“I don’t know that at the beginning I had any real expectations.”

But a 5 am phone call in August last year heralded a career change, after she secured number twenty on the party list.

“I remember being slightly dazed and not quite believing it and thinking I was in a dream still.

“[I remember thinking] barring an absolute catastrophe in the election I was going to be an MP. That was quite an unusual feeling sitting in my room in Brixton...not wanting to wake up any of my flatmates, and sitting there taking in the enormity of it all.”[2]

Kirk Legacy Seminar

The Labour Party will formally acknowledge the work of Sir Owen Woodhouse at a presentation at the Kirk Legacy Seminar to be held at Auckland Girls Grammar School on Saturday, November 3rd, announced Paul Chalmers, Labour Party Regional Reresentative.

At 96 years old, Sir Owen will be speaking at the event and will be presented with a token of appreciation by the Leader of the Party, David Shearer and ACC spokesperson, Andrew Little.

"We are honoured to have Sir Owen at the Kirk Legacy Seminar. "Norm Kirk ensured that when the scheme started under his government, it was true to Sir Owen's original proposal". said Andrew Little. "This a moment in time when we can reflect on the on both the contribution of both Kirk Government and one of its finest achievements, ACC."

The Kirk Legacy Seminar is being held to commemorate the achievements of the Kirk Government of 1972 - 1975. Speakers include Bob Harvey and Hamish Keith, biographers Margaret Hayward and Dave Grant, commentator Colin James, Green MP Kennedy Graham, Labour MPs Jacinda Ardern and Nanaia Mahuta, Historian Gerard Hill, and Rev Bob Scott and lecturer Mike Law, Panelists Bob Tizard, Judy McGregor and Chris Trotter.[3]

Larimore-Hall connection

Facebook September 28, 2018:

Darakadfrt.JPG

Jacinda Adern with Daraka Larimore-Hall.

References

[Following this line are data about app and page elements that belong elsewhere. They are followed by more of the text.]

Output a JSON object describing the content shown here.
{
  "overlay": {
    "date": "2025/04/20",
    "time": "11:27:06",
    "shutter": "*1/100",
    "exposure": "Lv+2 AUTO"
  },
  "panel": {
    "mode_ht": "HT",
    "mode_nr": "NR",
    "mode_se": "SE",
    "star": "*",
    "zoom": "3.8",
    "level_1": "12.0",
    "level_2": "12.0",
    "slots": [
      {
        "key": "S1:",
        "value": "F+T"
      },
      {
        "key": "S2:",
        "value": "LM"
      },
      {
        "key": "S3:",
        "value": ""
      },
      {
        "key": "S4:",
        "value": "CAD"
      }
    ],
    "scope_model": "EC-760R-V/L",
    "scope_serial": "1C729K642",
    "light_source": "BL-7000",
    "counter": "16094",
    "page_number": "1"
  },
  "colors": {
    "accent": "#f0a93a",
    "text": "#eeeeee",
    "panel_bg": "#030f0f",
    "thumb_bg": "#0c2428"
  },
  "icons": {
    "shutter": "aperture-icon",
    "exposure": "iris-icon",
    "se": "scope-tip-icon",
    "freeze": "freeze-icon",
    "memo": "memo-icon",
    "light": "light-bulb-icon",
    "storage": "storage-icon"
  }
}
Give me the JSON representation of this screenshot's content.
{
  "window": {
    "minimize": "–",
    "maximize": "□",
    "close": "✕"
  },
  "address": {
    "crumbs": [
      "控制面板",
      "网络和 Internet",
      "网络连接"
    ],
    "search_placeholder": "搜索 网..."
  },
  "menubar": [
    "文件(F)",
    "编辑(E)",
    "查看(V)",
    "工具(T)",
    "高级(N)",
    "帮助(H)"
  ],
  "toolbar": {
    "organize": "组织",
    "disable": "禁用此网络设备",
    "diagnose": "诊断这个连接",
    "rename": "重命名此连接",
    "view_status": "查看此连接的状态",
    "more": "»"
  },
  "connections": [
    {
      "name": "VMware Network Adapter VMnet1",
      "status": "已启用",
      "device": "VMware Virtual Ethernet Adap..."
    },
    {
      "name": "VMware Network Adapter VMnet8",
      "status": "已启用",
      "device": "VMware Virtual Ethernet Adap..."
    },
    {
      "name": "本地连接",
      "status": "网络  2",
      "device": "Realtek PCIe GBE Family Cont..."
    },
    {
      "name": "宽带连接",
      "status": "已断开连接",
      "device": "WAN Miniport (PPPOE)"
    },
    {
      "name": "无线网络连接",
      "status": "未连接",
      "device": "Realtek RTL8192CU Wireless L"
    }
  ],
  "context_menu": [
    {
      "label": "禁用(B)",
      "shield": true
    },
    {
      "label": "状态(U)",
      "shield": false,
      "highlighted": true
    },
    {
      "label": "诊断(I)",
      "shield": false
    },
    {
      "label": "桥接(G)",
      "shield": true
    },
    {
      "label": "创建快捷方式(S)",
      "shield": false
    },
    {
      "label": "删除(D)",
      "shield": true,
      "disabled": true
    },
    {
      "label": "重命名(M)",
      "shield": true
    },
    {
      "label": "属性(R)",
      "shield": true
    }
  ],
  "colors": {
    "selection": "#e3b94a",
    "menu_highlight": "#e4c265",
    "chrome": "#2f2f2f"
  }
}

  1. [http://thestandard.org.nz/ardern-to-lead-iusy/ The standard, Jacinda Ardern to lead IUSY Written By: ALL_YOUR_BASE - Date published: 1:59 pm, January 31st, 2008]
  2. SCOOP, Scoop's Meet The New MPs Project: Jacinda Ardern Wednesday, 14 October 2009, 5:15 pm Article: Amanda Fisher
  3. [1]